Addgene currently uses ddPCR for AAV titrating. You can learn all about ddPCR for AAV titration and find helpful tips and tricks in our blog post “Droplet Digital PCR for AAV Quantification.”  

Multiplex PCR

Multiplex PCR, as the name implies, is a method in which multiple targets can be amplified in a single PCR experiment using multiple primers all in one PCR reaction. This is an extremely useful PCR method that can help save time and effort in the laboratory. 

There are two main categories of multiplex PCR: 

  • Single template PCR reaction - one template is amplified using several forward and reverse primer sets. 

  • Multiple template PCR - multiple templates with different primer pairs that align to the target region of each template are used in one reaction.

Multiplex PCR is used commonly in disease or pathogen identification. Scientists can simultaneously detect several different pathogens in one specimen saving both time and effort. Scientists can also utilize multiplex qPCR to quantify the concentrations of multiple starting DNA templates in one sample. It is important to note however, that multiplex PCR is more complicated to develop and is often less sensitive than PCRs that use a single pair of primers, like those stated above. Multiplex PCR is also used in high throughput SNP genotyping, gene deletion analysis, and RNA detection. 

A summary of the types of PCR


Type of PCR

Goal of the PCR method

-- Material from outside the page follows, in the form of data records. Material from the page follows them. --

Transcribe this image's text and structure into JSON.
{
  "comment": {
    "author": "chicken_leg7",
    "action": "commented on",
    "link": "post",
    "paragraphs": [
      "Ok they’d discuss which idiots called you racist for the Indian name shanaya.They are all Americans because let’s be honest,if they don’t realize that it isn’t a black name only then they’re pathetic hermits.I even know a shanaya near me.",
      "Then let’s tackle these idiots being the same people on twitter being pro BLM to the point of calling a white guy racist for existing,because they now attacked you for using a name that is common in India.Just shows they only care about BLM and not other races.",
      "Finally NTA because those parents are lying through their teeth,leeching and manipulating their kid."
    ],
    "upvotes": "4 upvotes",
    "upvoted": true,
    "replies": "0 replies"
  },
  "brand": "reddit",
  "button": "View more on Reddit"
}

Uses of PCR method

End point PCR or just PCR

Amplify a region of interest 

  • Molecular Cloning
  • Site-directed mutagenesis
  • Molecular Diagnostics


Quantify starting template DNA concentration

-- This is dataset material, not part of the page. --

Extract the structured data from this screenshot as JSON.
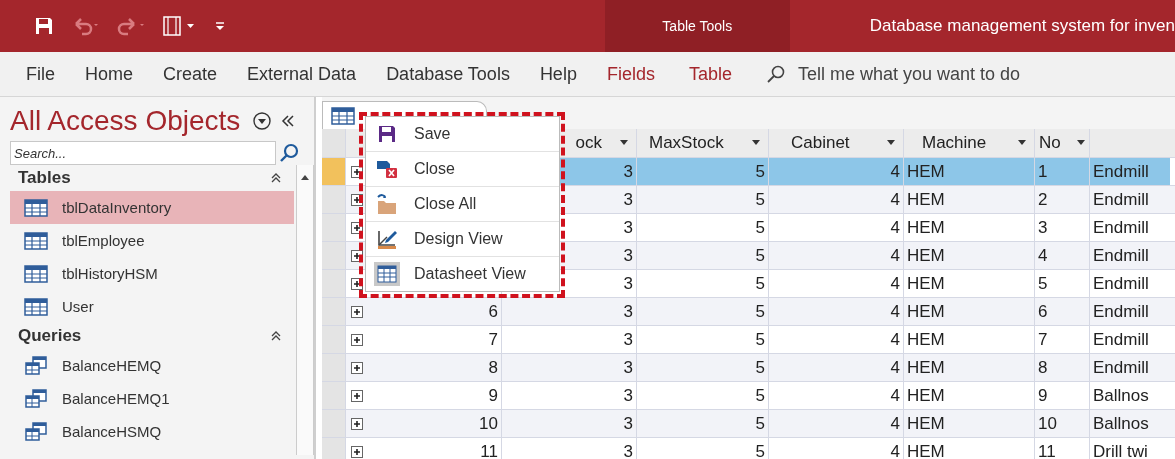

  • Gene expression profiling
  • Copy number variations
  • Quantify RNA levels
  • Molecular Diagnostics
  • NGS library prep QC


Determine ultrasensitive and absolute nucleotide concentration of starting material
  • AAV Titrations
  • Allelic Variations
  • Quantifying low abundance targets
  • Monitoring subtle changes in target DNA levels

Multiplex PCR

Amplify multiple targets from one sample
  • Disease or pathogen identification
  • SNP genotyping
  • Gene deletion Analysis
  • RNA detection


Visit Our Protocols Collection!


References and Resources


  • Shen C-H (2019) Amplification of Nucleic Acids. In: Diagnostic Molecular Biology. Elsevier, pp 215–247

Additional resources on the Addgene blog

Resources on Addgene.org

Topics: Molecular Biology Protocols and Tips, PCR

Leave a Comment

Sharing science just got easier... Subscribe to our blog